The bottom line is that you have to change some real things. You can’t just give a slight nudge and hope it works out for the best.
The whole section on trade has a very different tone from the section on immigration. Why do we need to compensate the “losers” in one case but not the other? I’ve seen some economists critique that distinction in the book.
The only reason it might be jarring for people is that we come down with the economic consensus that migration is nothing to be scared about, and with the popular consensus that not that trade is bad, but that the cost of trade is something we need to take into account.
I have been a bit lost in seeing how these contradict. They follow from a very similar logic: People are sticky and they are not really competing in a unified labor market. These two facts will explain both why migration is much less costly than you think and why trade is much more costly.
More specifically, if you have a factory move to China, in many of these places [where a factory leaves], there’s nothing left. Everything was feeding off [the factory].
But migrants who come and settle [somewhere] are both supply and demand. They increase economic activity precisely because they come and spend the money. Other than because economists for some reason have strong views on trade, there’s no particular reason for [immigration and trade] to be equated. They’re different shocks.
And by the way, we’re not anti-trade. We’re saying if there is a shock — trade being a big example of one because it creates a clustered shock — it’s going to create individual suffering for individual people and community suffering for individual communities, as opposed to diffused costs and benefits that our trade models have in mind.
That applies to other forms of shocks as well. If someone loses their job due to automation, the same thing happens. It’s going to be hard for them to move to another job. If someone loses their job because regulation makes [mining] coal difficult, that same logic applies.
But in the case of trade, I think the economists’ model and to some extent the way it’s applied to policymaking compares the aggregate benefits to the aggregate cost, which makes no sense. The benefits are diffuse, everyone gets slightly cheaper goods. But the costs are very highly concentrated.
You write a bit about how this research applies to the rise of nativist movements. I’m curious how you went about that analysis. This is something that political scientists have been very interested in, and it’s incredibly heated in political science the degree to which you credit economic factors versus personal prejudices.
We very much credit political scientists for emphasizing that a naive economic interpretation is often the wrong one. It’s not the fact that [a person going through these economic shocks is] just resenting some income loss. It’s also the fact that [they] constructed [their] identity, in a world of inequality, by feeling superior to some other group.
It’s not straightforward economics that’s going to give us an understanding of what’s going on. It’s something that political scientists and sociologists have talked more deeply about in some cases, particularly in the context of the US and Europe. We are quite influenced by them.
The key is when you realize that preferences are not immutable and that people are not universalist or communitarian by essence, the dichotomy between “it’s all politics, stupid” and “it’s all economics, stupid” vanishes a little bit. The two intertwine much more closely.
Sign up for the Future Perfect newsletter.

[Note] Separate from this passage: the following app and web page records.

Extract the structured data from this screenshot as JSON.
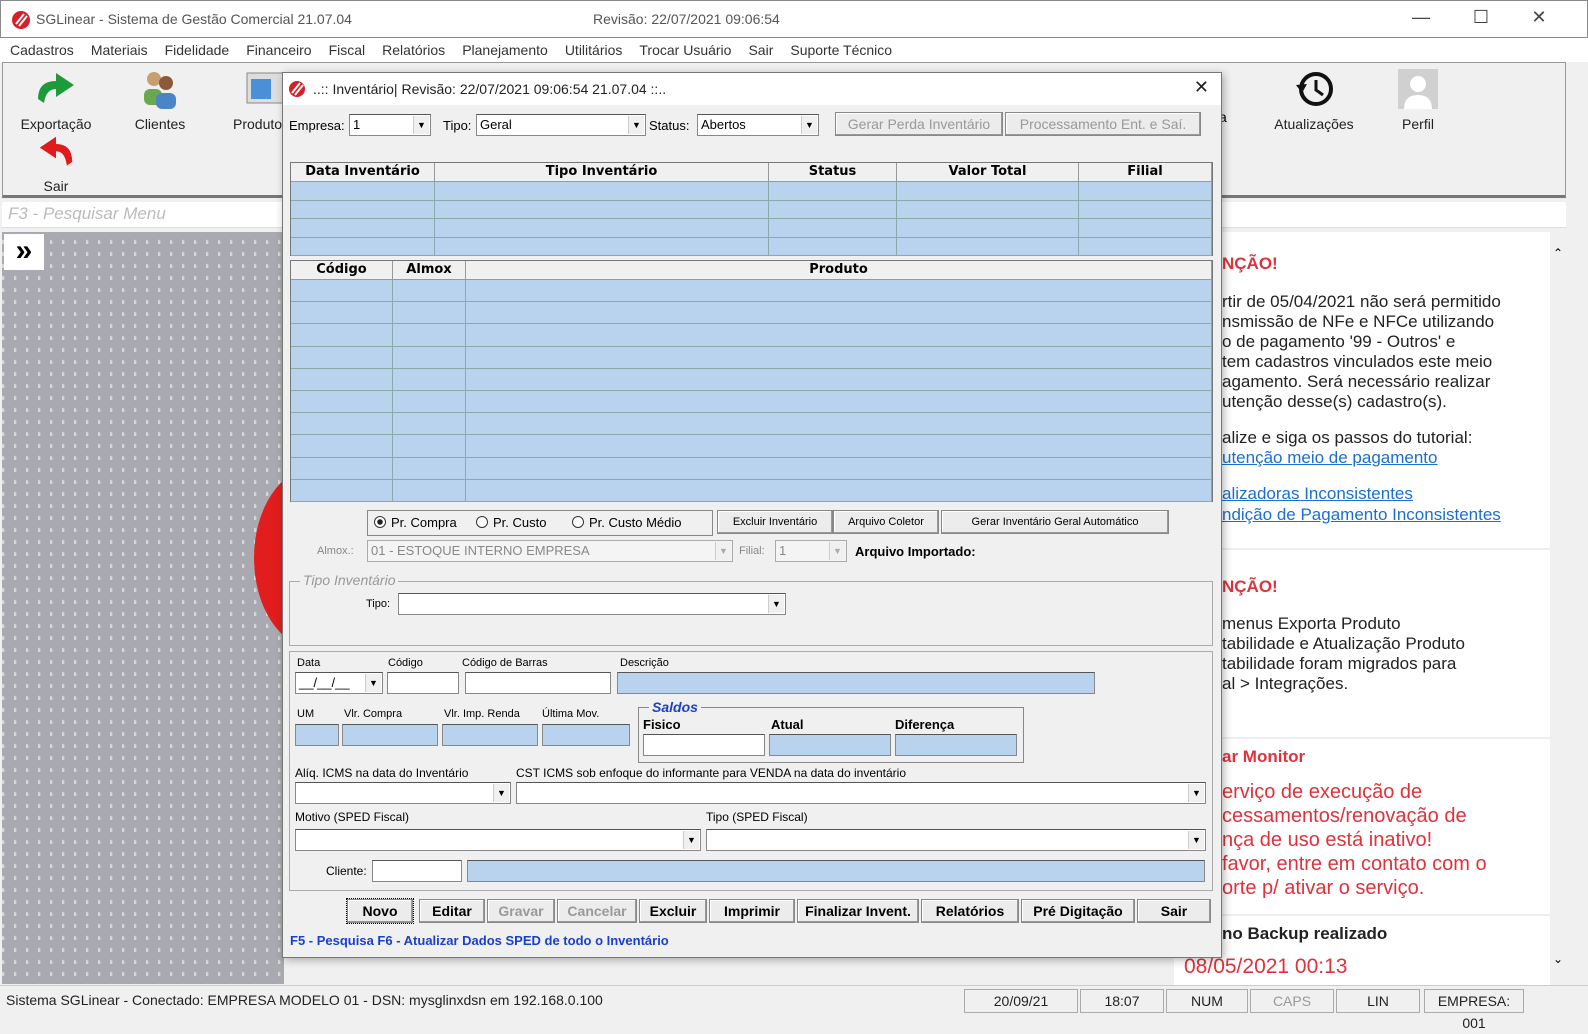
{
  "app": {
    "title": "SGLinear - Sistema de Gestão Comercial 21.07.04",
    "revision": "Revisão: 22/07/2021 09:06:54"
  },
  "menu": [
    "Cadastros",
    "Materiais",
    "Fidelidade",
    "Financeiro",
    "Fiscal",
    "Relatórios",
    "Planejamento",
    "Utilitários",
    "Trocar Usuário",
    "Sair",
    "Suporte Técnico"
  ],
  "toolbar": {
    "exportacao": "Exportação",
    "clientes": "Clientes",
    "produtos": "Produto",
    "sair": "Sair",
    "atualizacoes": "Atualizações",
    "perfil": "Perfil",
    "partial": "a"
  },
  "search": {
    "placeholder": "F3 - Pesquisar Menu"
  },
  "notices": {
    "title1": "NÇÃO!",
    "lines1": [
      "rtir de 05/04/2021 não será permitido",
      "nsmissão de NFe e NFCe utilizando",
      "o de pagamento '99 - Outros' e",
      "tem cadastros vinculados este meio",
      "agamento. Será necessário realizar",
      "utenção desse(s) cadastro(s)."
    ],
    "tutorial": "alize e siga os passos do tutorial:",
    "link1": "utenção meio de pagamento",
    "link2": "alizadoras Inconsistentes",
    "link3": "ndição de Pagamento Inconsistentes",
    "title2": "NÇÃO!",
    "lines2": [
      "menus Exporta Produto",
      "tabilidade e Atualização Produto",
      "tabilidade foram migrados para",
      "al > Integrações."
    ],
    "title3": "ar Monitor",
    "lines3": [
      "erviço de execução de",
      "cessamentos/renovação de",
      "nça de uso está inativo!",
      "favor, entre em contato com o",
      "orte p/ ativar o serviço."
    ],
    "backup": "no Backup realizado",
    "backup_date": "08/05/2021 00:13"
  },
  "status": {
    "connection": "Sistema SGLinear - Conectado: EMPRESA MODELO 01 - DSN: mysglinxdsn em 192.168.0.100",
    "date": "20/09/21",
    "time": "18:07",
    "num": "NUM",
    "caps": "CAPS",
    "lin": "LIN",
    "empresa": "EMPRESA: 001"
  },
  "dialog": {
    "title": "..:: Inventário| Revisão: 22/07/2021 09:06:54  21.07.04 ::..",
    "empresa_label": "Empresa:",
    "empresa": "1",
    "tipo_label": "Tipo:",
    "tipo": "Geral",
    "status_label": "Status:",
    "status": "Abertos",
    "gerar_perda": "Gerar Perda Inventário",
    "processamento": "Processamento Ent. e Saí.",
    "grid1_cols": [
      "Data Inventário",
      "Tipo Inventário",
      "Status",
      "Valor Total",
      "Filial"
    ],
    "grid2_cols": [
      "Código",
      "Almox",
      "Produto"
    ],
    "radios": [
      {
        "label": "Pr. Compra",
        "checked": true
      },
      {
        "label": "Pr. Custo",
        "checked": false
      },
      {
        "label": "Pr. Custo Médio",
        "checked": false
      }
    ],
    "excluir_inv": "Excluir Inventário",
    "arquivo_coletor": "Arquivo Coletor",
    "gerar_auto": "Gerar Inventário Geral Automático",
    "almox_label": "Almox.:",
    "almox": "01 - ESTOQUE INTERNO EMPRESA",
    "filial_label": "Filial:",
    "filial": "1",
    "arquivo_importado": "Arquivo  Importado:",
    "tipo_inv_group": "Tipo Inventário",
    "tipo_inv_label": "Tipo:",
    "tipo_inv": "",
    "data_label": "Data",
    "data": "__/__/__",
    "codigo_label": "Código",
    "barras_label": "Código de Barras",
    "descricao_label": "Descrição",
    "um_label": "UM",
    "vlr_compra_label": "Vlr. Compra",
    "vlr_imp_label": "Vlr. Imp. Renda",
    "ultima_mov_label": "Última Mov.",
    "saldos_label": "Saldos",
    "fisico_label": "Fisico",
    "atual_label": "Atual",
    "diferenca_label": "Diferença",
    "aliq_label": "Alíq. ICMS na data do Inventário",
    "cst_label": "CST ICMS sob enfoque do informante para VENDA na data do inventário",
    "motivo_label": "Motivo (SPED Fiscal)",
    "tipo_sped_label": "Tipo (SPED Fiscal)",
    "cliente_label": "Cliente:",
    "buttons": [
      {
        "label": "Novo",
        "enabled": true
      },
      {
        "label": "Editar",
        "enabled": true
      },
      {
        "label": "Gravar",
        "enabled": false
      },
      {
        "label": "Cancelar",
        "enabled": false
      },
      {
        "label": "Excluir",
        "enabled": true
      },
      {
        "label": "Imprimir",
        "enabled": true
      },
      {
        "label": "Finalizar Invent.",
        "enabled": true
      },
      {
        "label": "Relatórios",
        "enabled": true
      },
      {
        "label": "Pré Digitação",
        "enabled": true
      },
      {
        "label": "Sair",
        "enabled": true
      }
    ],
    "hint": "F5 - Pesquisa   F6 - Atualizar Dados SPED de todo o Inventário"
  },
  "colors": {
    "grid_blue": "#b9d3ee",
    "alert_red": "#e0323c",
    "link_blue": "#1a6fd0"
  }
}
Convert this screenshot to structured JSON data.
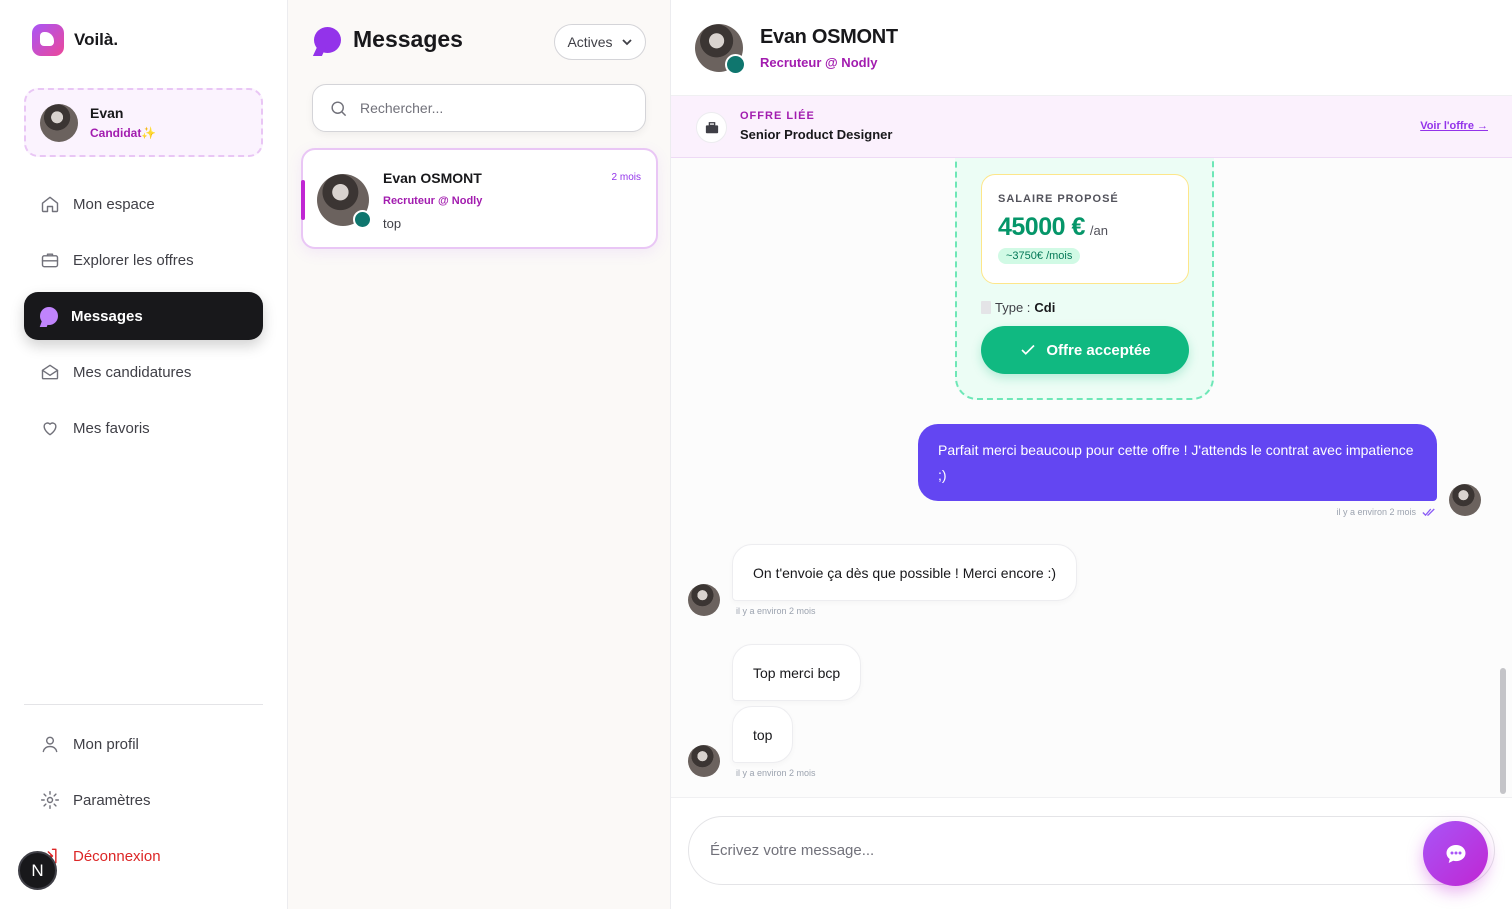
{
  "brand": {
    "name": "Voilà."
  },
  "user": {
    "name": "Evan",
    "role": "Candidat",
    "role_sparkle": "✨"
  },
  "nav": {
    "items": [
      {
        "label": "Mon espace",
        "icon": "home-icon"
      },
      {
        "label": "Explorer les offres",
        "icon": "briefcase-icon"
      },
      {
        "label": "Messages",
        "icon": "chat-icon",
        "active": true
      },
      {
        "label": "Mes candidatures",
        "icon": "envelope-icon"
      },
      {
        "label": "Mes favoris",
        "icon": "heart-icon"
      }
    ],
    "bottom": [
      {
        "label": "Mon profil",
        "icon": "user-icon"
      },
      {
        "label": "Paramètres",
        "icon": "gear-icon"
      },
      {
        "label": "Déconnexion",
        "icon": "logout-icon"
      }
    ],
    "badge": "N"
  },
  "conversations": {
    "title": "Messages",
    "filter": "Actives",
    "search_placeholder": "Rechercher...",
    "items": [
      {
        "name": "Evan OSMONT",
        "time": "2 mois",
        "subtitle": "Recruteur @ Nodly",
        "preview": "top"
      }
    ]
  },
  "chat": {
    "name": "Evan OSMONT",
    "subtitle": "Recruteur @ Nodly",
    "linked_offer": {
      "label": "OFFRE LIÉE",
      "title": "Senior Product Designer",
      "link": "Voir l'offre →"
    },
    "offer_card": {
      "salary_label": "SALAIRE PROPOSÉ",
      "salary_amount": "45000 €",
      "salary_unit": "/an",
      "salary_month": "~3750€ /mois",
      "type_label": "Type :",
      "type_value": "Cdi",
      "status_button": "Offre acceptée"
    },
    "messages": [
      {
        "direction": "out",
        "text": "Parfait merci beaucoup pour cette offre ! J'attends le contrat avec impatience ;)",
        "time": "il y a environ 2 mois"
      },
      {
        "direction": "in",
        "text": "On t'envoie ça dès que possible ! Merci encore :)",
        "time": "il y a environ 2 mois"
      },
      {
        "direction": "in",
        "text": "Top merci bcp"
      },
      {
        "direction": "in",
        "text": "top",
        "time": "il y a environ 2 mois"
      }
    ],
    "composer_placeholder": "Écrivez votre message..."
  },
  "colors": {
    "accent": "#a21caf",
    "out_bubble": "#6346f2",
    "success": "#10b981",
    "dark": "#18181b"
  }
}
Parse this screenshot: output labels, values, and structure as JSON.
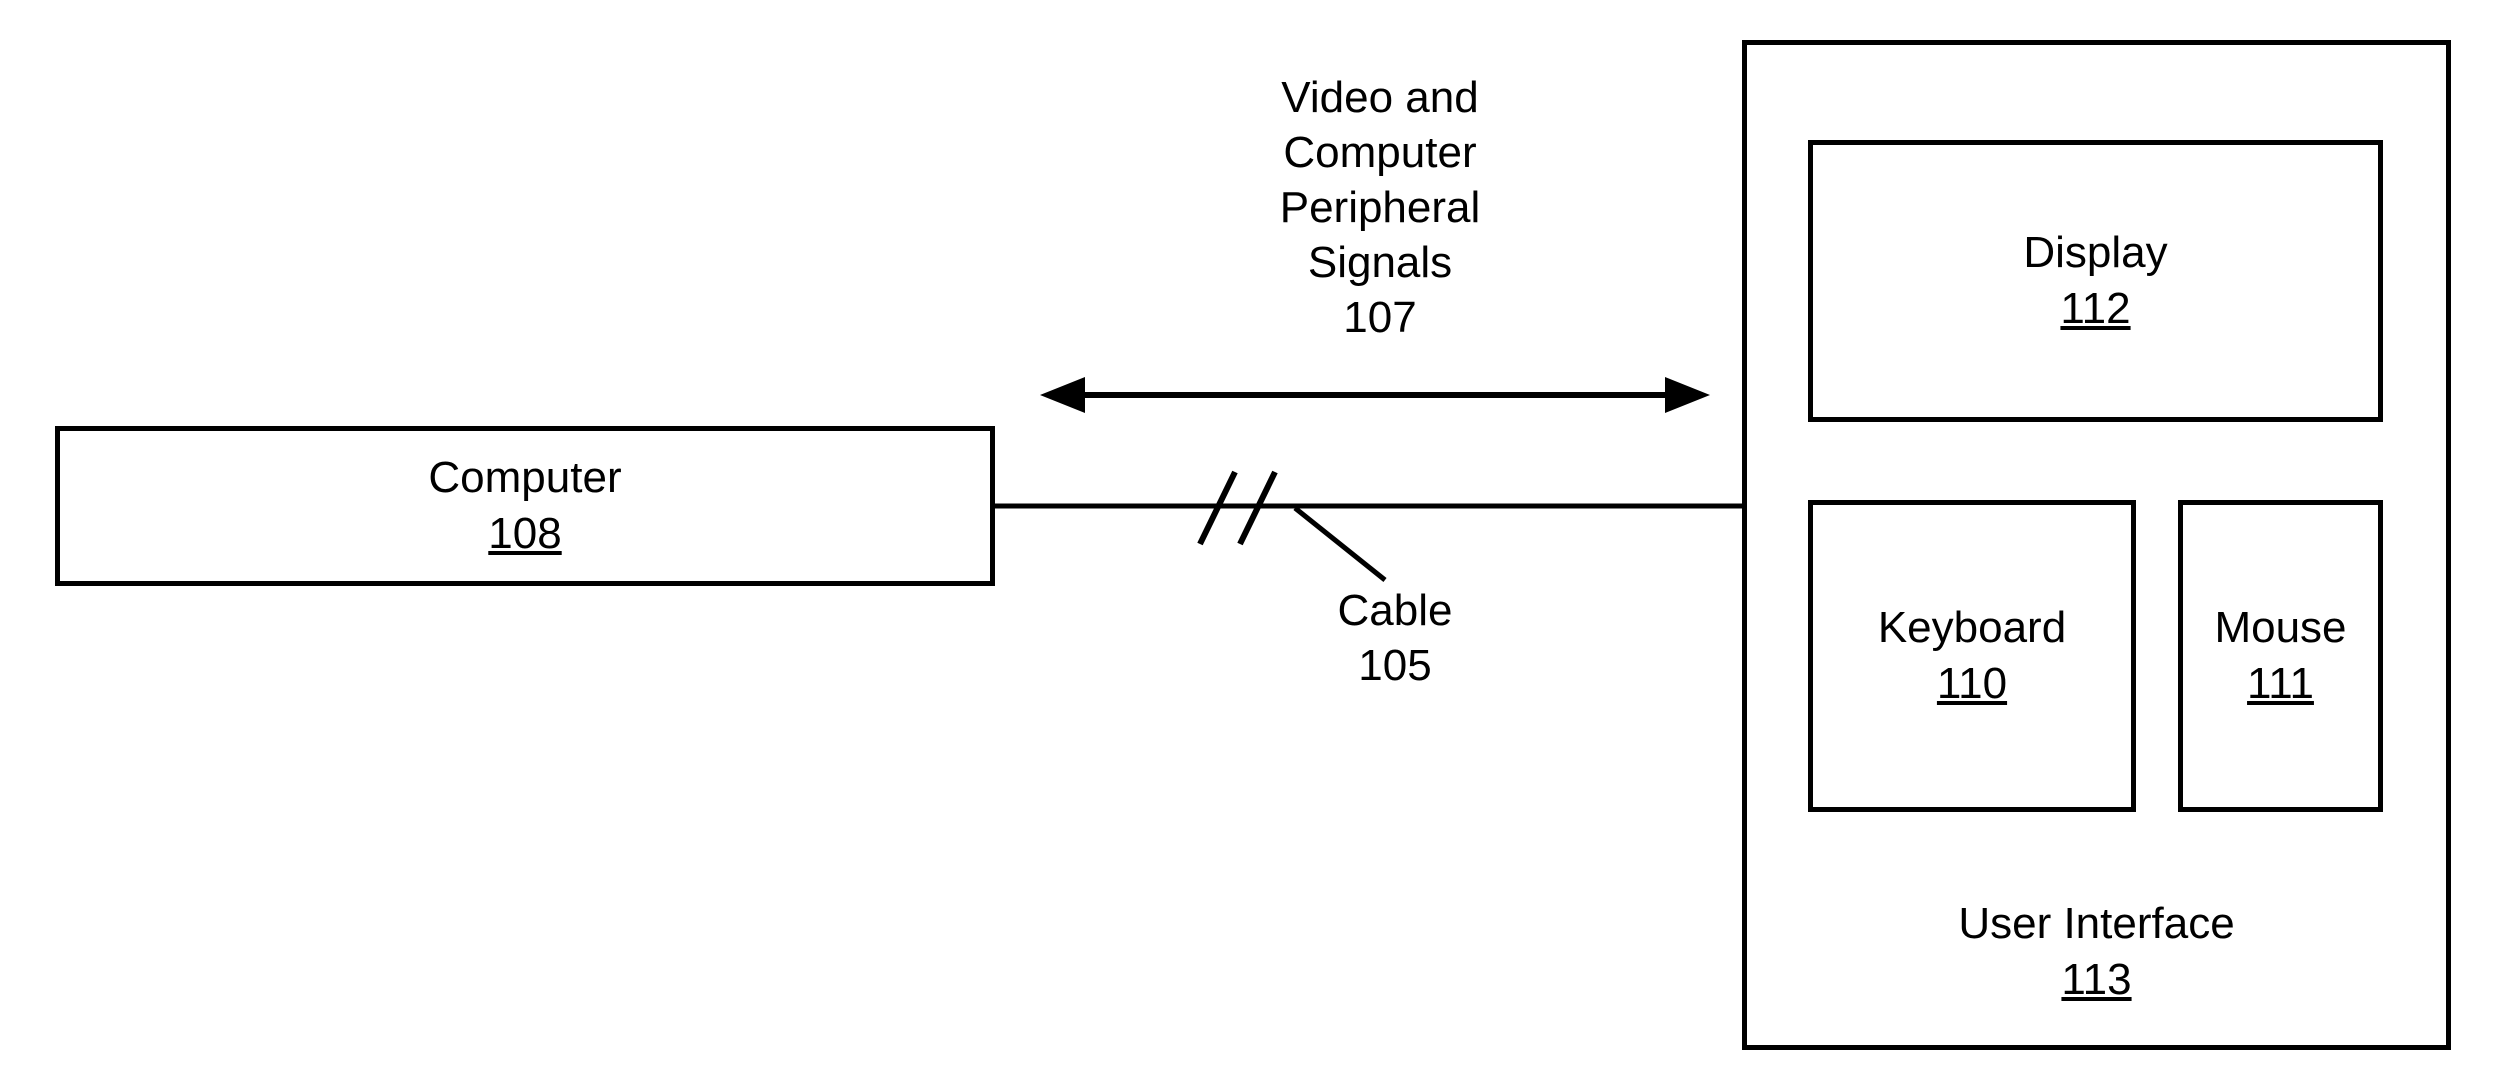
{
  "diagram": {
    "signals": {
      "line1": "Video and",
      "line2": "Computer",
      "line3": "Peripheral",
      "line4": "Signals",
      "num": "107"
    },
    "computer": {
      "title": "Computer",
      "num": "108"
    },
    "cable": {
      "title": "Cable",
      "num": "105"
    },
    "user_interface": {
      "title": "User Interface",
      "num": "113"
    },
    "display": {
      "title": "Display",
      "num": "112"
    },
    "keyboard": {
      "title": "Keyboard",
      "num": "110"
    },
    "mouse": {
      "title": "Mouse",
      "num": "111"
    }
  }
}
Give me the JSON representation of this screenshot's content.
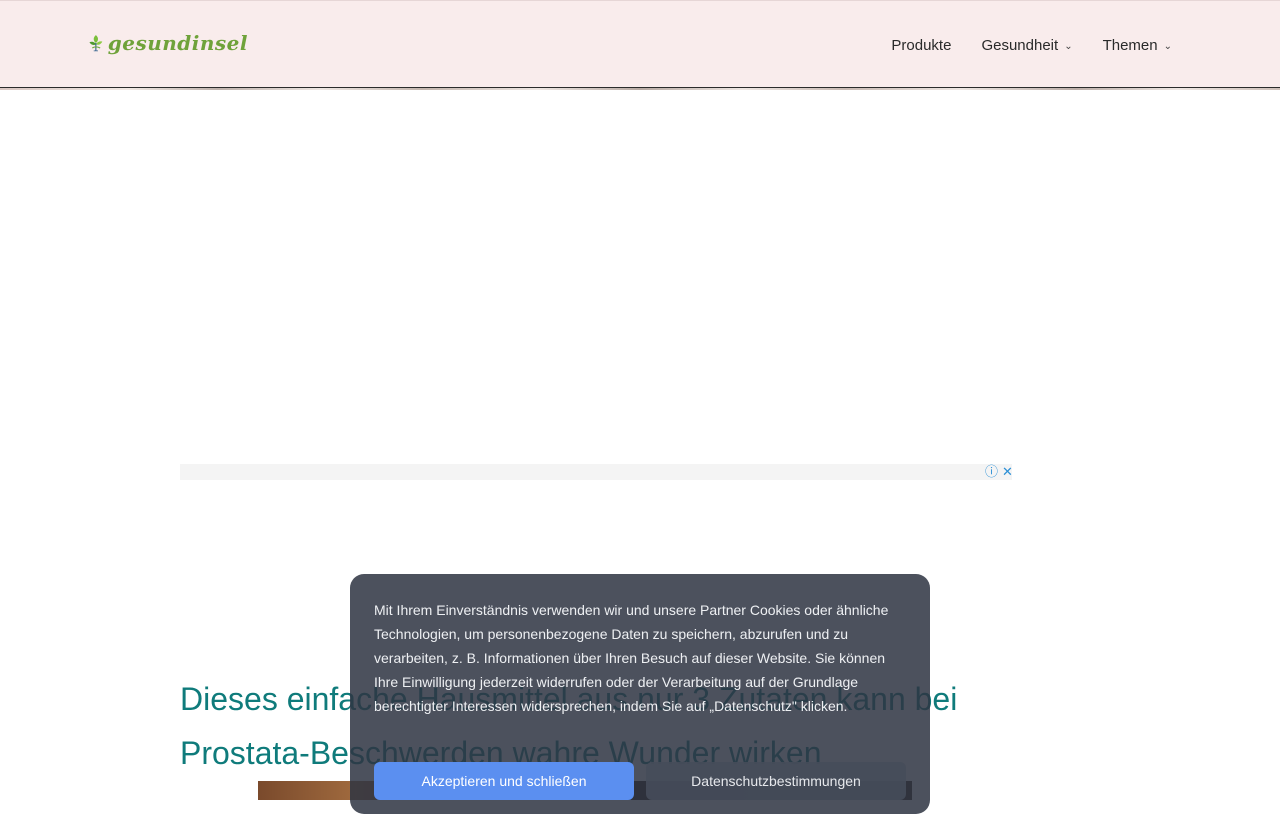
{
  "header": {
    "logo_text": "gesundinsel",
    "nav": [
      {
        "label": "Produkte",
        "has_dropdown": false
      },
      {
        "label": "Gesundheit",
        "has_dropdown": true
      },
      {
        "label": "Themen",
        "has_dropdown": true
      }
    ]
  },
  "ad": {
    "info_icon": "ⓘ",
    "close_icon": "✕"
  },
  "article": {
    "title": "Dieses einfache Hausmittel aus nur 3 Zutaten kann bei Prostata-Beschwerden wahre Wunder wirken"
  },
  "cookie_banner": {
    "text": "Mit Ihrem Einverständnis verwenden wir und unsere Partner Cookies oder ähnliche Technologien, um personenbezogene Daten zu speichern, abzurufen und zu verarbeiten, z. B. Informationen über Ihren Besuch auf dieser Website. Sie können Ihre Einwilligung jederzeit widerrufen oder der Verarbeitung auf der Grundlage berechtigter Interessen widersprechen, indem Sie auf „Datenschutz\" klicken.",
    "accept_label": "Akzeptieren und schließen",
    "privacy_label": "Datenschutzbestimmungen"
  },
  "colors": {
    "header_bg": "#f9ecec",
    "title": "#0f7b7b",
    "accept_button": "#5b8ff0",
    "logo_green": "#6fa23a"
  }
}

Twice a week, you’ll get a roundup of ideas and solutions for tackling our biggest challenges: improving public health, decreasing human and animal suffering, easing catastrophic risks, and — to put it simply — getting better at doing good.
Author: Dylan Matthews